“The pen is mightier than the sword”

Aboriginal Art Exhibition In Germany At The Museum Ludwig

It is with much pride to present news, which has remained almost invisible in Australia, about a remarkable step up for Aboriginal Art, which comes in the form of an exhibition  titled: `REMEMBERING FORWARD: Aboriginal Paintings Since 1960`,  held at the prestigious MUSEUM LUDWIG in Cologne, Germany.

Unlike most other Aboriginal Art exhibitions that are offered overseas, this exhibition is not a survey show, but rather a focus on individual artists with a high degree of success.


Clifford Possum Tjapaltjarri (Including later works from the 1990s created at `Artspeak Studio Gallery`, Warrandyte) , Tim Leura Tjapaltjarri, Turkey Tolson Tjungurrayi, Ronnie Tjampitjinpa, Rover Thomas, Paddy Bedford, Queenie McKenzie, Emily Kngwarreye, Dorothy Napangardi

VIEW VIDEO:  Vernissage tv

A Call To All Artists And Art Lovers

This is my first post and there is nothing more pressing to say right now than to ask all artists and art lovers to help GREENPEACE  build the new Rainbow Warrior.

I cannot seem to add the link here, so simply visit Greenpeace International where you will find the New Rainbow Warrior banner and link `GET ONBOARD‘ . Alternatively see the tweet to your right concerning the Rainbow Warrior and click the link, which should take you to the right place: to an introduction video ever so worthy of seeing and sharing with your friends.

BRAVO to all who participate, but if you cannot, though want to, BRAVO to you too.
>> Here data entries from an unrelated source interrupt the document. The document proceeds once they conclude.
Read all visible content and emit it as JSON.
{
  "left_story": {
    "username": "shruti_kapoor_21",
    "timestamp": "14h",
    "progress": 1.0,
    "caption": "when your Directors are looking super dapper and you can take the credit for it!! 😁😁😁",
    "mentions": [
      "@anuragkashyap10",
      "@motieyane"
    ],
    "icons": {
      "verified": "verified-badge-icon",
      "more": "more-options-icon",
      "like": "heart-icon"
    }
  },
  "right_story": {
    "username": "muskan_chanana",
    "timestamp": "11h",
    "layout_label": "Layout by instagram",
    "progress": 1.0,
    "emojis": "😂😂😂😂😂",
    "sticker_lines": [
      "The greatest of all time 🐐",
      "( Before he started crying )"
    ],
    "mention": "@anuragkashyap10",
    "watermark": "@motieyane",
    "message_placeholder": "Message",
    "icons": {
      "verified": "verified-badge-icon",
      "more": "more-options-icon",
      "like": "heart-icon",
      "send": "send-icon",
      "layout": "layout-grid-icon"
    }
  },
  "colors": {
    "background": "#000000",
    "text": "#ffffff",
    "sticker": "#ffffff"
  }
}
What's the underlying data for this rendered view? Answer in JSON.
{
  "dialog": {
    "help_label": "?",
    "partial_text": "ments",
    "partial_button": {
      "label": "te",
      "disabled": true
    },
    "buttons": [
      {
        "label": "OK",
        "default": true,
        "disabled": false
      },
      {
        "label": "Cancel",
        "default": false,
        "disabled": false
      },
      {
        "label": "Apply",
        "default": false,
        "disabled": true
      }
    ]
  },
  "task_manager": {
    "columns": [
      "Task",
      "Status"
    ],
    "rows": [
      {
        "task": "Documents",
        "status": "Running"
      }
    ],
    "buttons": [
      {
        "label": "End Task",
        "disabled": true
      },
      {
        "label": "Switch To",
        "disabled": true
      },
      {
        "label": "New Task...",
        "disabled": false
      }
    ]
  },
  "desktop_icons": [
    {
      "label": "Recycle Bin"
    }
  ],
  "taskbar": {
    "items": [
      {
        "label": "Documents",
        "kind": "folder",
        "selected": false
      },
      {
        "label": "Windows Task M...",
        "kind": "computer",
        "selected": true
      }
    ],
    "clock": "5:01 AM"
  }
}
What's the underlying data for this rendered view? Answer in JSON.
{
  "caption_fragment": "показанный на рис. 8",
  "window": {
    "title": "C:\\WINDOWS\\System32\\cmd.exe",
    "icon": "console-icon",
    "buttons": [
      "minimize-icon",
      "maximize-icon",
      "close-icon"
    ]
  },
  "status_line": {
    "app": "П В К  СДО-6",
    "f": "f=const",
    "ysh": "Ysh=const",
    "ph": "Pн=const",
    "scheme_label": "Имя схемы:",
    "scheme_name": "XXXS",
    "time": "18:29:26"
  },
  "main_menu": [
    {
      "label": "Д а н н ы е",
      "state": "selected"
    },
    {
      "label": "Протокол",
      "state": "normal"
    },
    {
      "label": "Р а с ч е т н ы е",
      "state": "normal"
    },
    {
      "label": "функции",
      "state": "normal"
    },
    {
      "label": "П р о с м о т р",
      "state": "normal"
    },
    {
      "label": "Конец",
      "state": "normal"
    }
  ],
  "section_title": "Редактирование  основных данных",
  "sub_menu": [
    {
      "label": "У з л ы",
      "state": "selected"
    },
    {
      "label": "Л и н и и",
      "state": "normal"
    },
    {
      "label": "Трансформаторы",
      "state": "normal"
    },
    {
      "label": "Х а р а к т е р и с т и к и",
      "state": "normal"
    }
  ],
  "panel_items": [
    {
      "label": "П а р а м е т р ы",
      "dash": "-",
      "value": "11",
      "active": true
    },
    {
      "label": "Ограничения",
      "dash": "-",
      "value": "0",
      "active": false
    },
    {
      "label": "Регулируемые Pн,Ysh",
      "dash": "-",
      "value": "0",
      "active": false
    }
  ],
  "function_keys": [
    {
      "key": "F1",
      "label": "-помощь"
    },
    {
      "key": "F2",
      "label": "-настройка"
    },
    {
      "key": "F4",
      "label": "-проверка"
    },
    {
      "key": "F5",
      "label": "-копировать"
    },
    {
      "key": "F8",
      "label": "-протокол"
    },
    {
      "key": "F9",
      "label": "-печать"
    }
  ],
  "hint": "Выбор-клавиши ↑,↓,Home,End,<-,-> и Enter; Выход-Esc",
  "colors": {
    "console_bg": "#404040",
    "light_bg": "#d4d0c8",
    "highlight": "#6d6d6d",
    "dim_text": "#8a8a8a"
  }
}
Though do remember that being a member of Greenpeace is free and that you are needed.